> _Saved data entries_
____________________

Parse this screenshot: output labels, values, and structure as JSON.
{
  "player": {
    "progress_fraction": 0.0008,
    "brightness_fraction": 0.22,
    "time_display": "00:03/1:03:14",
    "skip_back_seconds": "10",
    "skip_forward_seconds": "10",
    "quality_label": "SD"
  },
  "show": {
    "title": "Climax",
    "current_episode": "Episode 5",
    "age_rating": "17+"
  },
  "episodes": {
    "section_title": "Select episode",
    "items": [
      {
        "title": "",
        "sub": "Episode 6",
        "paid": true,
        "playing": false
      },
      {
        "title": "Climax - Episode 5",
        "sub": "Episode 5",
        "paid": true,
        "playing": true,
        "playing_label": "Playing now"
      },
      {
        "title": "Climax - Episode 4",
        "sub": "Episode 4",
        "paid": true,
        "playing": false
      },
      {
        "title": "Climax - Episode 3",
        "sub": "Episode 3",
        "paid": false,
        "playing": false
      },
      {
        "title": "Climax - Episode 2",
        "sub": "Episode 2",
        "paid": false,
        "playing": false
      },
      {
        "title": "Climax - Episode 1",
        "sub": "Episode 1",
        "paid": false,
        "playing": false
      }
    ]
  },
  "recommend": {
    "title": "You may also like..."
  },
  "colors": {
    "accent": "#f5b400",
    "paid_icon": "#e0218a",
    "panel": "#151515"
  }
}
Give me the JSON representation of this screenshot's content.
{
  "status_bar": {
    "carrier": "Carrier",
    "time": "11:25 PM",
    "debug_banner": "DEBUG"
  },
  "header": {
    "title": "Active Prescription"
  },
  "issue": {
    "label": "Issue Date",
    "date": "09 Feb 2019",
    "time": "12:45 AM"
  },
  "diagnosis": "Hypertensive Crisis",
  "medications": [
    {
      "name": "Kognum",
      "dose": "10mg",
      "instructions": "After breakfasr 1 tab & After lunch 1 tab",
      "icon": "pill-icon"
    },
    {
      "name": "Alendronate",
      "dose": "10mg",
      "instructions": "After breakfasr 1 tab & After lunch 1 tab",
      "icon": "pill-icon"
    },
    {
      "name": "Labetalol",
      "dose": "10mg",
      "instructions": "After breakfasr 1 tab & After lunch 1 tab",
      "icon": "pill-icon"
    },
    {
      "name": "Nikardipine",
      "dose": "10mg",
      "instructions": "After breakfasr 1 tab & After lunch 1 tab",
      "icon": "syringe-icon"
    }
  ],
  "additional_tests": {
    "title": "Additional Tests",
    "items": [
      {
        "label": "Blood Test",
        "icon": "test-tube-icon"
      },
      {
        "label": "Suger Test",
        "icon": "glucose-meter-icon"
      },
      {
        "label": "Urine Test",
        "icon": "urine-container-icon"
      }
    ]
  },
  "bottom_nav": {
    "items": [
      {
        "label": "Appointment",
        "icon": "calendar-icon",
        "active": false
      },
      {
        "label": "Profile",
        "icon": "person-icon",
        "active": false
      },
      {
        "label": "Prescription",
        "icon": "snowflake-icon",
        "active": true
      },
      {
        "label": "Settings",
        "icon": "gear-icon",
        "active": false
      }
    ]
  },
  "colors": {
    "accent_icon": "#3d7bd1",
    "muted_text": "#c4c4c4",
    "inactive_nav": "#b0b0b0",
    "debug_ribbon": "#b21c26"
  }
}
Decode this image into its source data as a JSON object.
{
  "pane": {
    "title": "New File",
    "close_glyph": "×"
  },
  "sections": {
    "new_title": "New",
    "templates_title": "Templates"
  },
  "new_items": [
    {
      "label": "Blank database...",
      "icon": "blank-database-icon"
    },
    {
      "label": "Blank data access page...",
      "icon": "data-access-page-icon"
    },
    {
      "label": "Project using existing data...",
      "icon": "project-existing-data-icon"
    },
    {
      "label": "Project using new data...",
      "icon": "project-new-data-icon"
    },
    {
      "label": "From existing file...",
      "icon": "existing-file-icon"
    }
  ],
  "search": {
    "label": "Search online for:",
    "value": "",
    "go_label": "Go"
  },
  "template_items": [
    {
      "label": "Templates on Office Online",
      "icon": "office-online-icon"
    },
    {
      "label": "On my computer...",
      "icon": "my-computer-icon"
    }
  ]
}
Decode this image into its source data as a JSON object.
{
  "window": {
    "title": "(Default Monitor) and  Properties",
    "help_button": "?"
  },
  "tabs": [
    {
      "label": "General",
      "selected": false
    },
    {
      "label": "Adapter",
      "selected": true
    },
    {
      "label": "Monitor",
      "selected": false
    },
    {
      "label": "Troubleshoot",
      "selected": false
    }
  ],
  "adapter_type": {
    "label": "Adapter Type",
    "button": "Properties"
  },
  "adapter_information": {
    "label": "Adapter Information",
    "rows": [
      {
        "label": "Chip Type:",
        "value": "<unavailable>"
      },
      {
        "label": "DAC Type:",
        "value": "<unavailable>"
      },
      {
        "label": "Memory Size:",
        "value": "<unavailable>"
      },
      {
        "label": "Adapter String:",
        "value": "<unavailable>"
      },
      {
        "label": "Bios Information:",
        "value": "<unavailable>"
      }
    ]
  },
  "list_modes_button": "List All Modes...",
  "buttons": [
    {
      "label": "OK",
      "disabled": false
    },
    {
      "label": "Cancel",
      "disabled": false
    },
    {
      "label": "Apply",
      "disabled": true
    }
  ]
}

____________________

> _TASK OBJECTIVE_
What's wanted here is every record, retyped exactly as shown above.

> _ANSWER TO THIS EXERCISE_
Parse this screenshot: output labels, values, and structure as JSON.
{
  "player": {
    "progress_fraction": 0.0008,
    "brightness_fraction": 0.22,
    "time_display": "00:03/1:03:14",
    "skip_back_seconds": "10",
    "skip_forward_seconds": "10",
    "quality_label": "SD"
  },
  "show": {
    "title": "Climax",
    "current_episode": "Episode 5",
    "age_rating": "17+"
  },
  "episodes": {
    "section_title": "Select episode",
    "items": [
      {
        "title": "",
        "sub": "Episode 6",
        "paid": true,
        "playing": false
      },
      {
        "title": "Climax - Episode 5",
        "sub": "Episode 5",
        "paid": true,
        "playing": true,
        "playing_label": "Playing now"
      },
      {
        "title": "Climax - Episode 4",
        "sub": "Episode 4",
        "paid": true,
        "playing": false
      },
      {
        "title": "Climax - Episode 3",
        "sub": "Episode 3",
        "paid": false,
        "playing": false
      },
      {
        "title": "Climax - Episode 2",
        "sub": "Episode 2",
        "paid": false,
        "playing": false
      },
      {
        "title": "Climax - Episode 1",
        "sub": "Episode 1",
        "paid": false,
        "playing": false
      }
    ]
  },
  "recommend": {
    "title": "You may also like..."
  },
  "colors": {
    "accent": "#f5b400",
    "paid_icon": "#e0218a",
    "panel": "#151515"
  }
}
Give me the JSON representation of this screenshot's content.
{
  "status_bar": {
    "carrier": "Carrier",
    "time": "11:25 PM",
    "debug_banner": "DEBUG"
  },
  "header": {
    "title": "Active Prescription"
  },
  "issue": {
    "label": "Issue Date",
    "date": "09 Feb 2019",
    "time": "12:45 AM"
  },
  "diagnosis": "Hypertensive Crisis",
  "medications": [
    {
      "name": "Kognum",
      "dose": "10mg",
      "instructions": "After breakfasr 1 tab & After lunch 1 tab",
      "icon": "pill-icon"
    },
    {
      "name": "Alendronate",
      "dose": "10mg",
      "instructions": "After breakfasr 1 tab & After lunch 1 tab",
      "icon": "pill-icon"
    },
    {
      "name": "Labetalol",
      "dose": "10mg",
      "instructions": "After breakfasr 1 tab & After lunch 1 tab",
      "icon": "pill-icon"
    },
    {
      "name": "Nikardipine",
      "dose": "10mg",
      "instructions": "After breakfasr 1 tab & After lunch 1 tab",
      "icon": "syringe-icon"
    }
  ],
  "additional_tests": {
    "title": "Additional Tests",
    "items": [
      {
        "label": "Blood Test",
        "icon": "test-tube-icon"
      },
      {
        "label": "Suger Test",
        "icon": "glucose-meter-icon"
      },
      {
        "label": "Urine Test",
        "icon": "urine-container-icon"
      }
    ]
  },
  "bottom_nav": {
    "items": [
      {
        "label": "Appointment",
        "icon": "calendar-icon",
        "active": false
      },
      {
        "label": "Profile",
        "icon": "person-icon",
        "active": false
      },
      {
        "label": "Prescription",
        "icon": "snowflake-icon",
        "active": true
      },
      {
        "label": "Settings",
        "icon": "gear-icon",
        "active": false
      }
    ]
  },
  "colors": {
    "accent_icon": "#3d7bd1",
    "muted_text": "#c4c4c4",
    "inactive_nav": "#b0b0b0",
    "debug_ribbon": "#b21c26"
  }
}
Decode this image into its source data as a JSON object.
{
  "pane": {
    "title": "New File",
    "close_glyph": "×"
  },
  "sections": {
    "new_title": "New",
    "templates_title": "Templates"
  },
  "new_items": [
    {
      "label": "Blank database...",
      "icon": "blank-database-icon"
    },
    {
      "label": "Blank data access page...",
      "icon": "data-access-page-icon"
    },
    {
      "label": "Project using existing data...",
      "icon": "project-existing-data-icon"
    },
    {
      "label": "Project using new data...",
      "icon": "project-new-data-icon"
    },
    {
      "label": "From existing file...",
      "icon": "existing-file-icon"
    }
  ],
  "search": {
    "label": "Search online for:",
    "value": "",
    "go_label": "Go"
  },
  "template_items": [
    {
      "label": "Templates on Office Online",
      "icon": "office-online-icon"
    },
    {
      "label": "On my computer...",
      "icon": "my-computer-icon"
    }
  ]
}
Decode this image into its source data as a JSON object.
{
  "window": {
    "title": "(Default Monitor) and  Properties",
    "help_button": "?"
  },
  "tabs": [
    {
      "label": "General",
      "selected": false
    },
    {
      "label": "Adapter",
      "selected": true
    },
    {
      "label": "Monitor",
      "selected": false
    },
    {
      "label": "Troubleshoot",
      "selected": false
    }
  ],
  "adapter_type": {
    "label": "Adapter Type",
    "button": "Properties"
  },
  "adapter_information": {
    "label": "Adapter Information",
    "rows": [
      {
        "label": "Chip Type:",
        "value": "<unavailable>"
      },
      {
        "label": "DAC Type:",
        "value": "<unavailable>"
      },
      {
        "label": "Memory Size:",
        "value": "<unavailable>"
      },
      {
        "label": "Adapter String:",
        "value": "<unavailable>"
      },
      {
        "label": "Bios Information:",
        "value": "<unavailable>"
      }
    ]
  },
  "list_modes_button": "List All Modes...",
  "buttons": [
    {
      "label": "OK",
      "disabled": false
    },
    {
      "label": "Cancel",
      "disabled": false
    },
    {
      "label": "Apply",
      "disabled": true
    }
  ]
}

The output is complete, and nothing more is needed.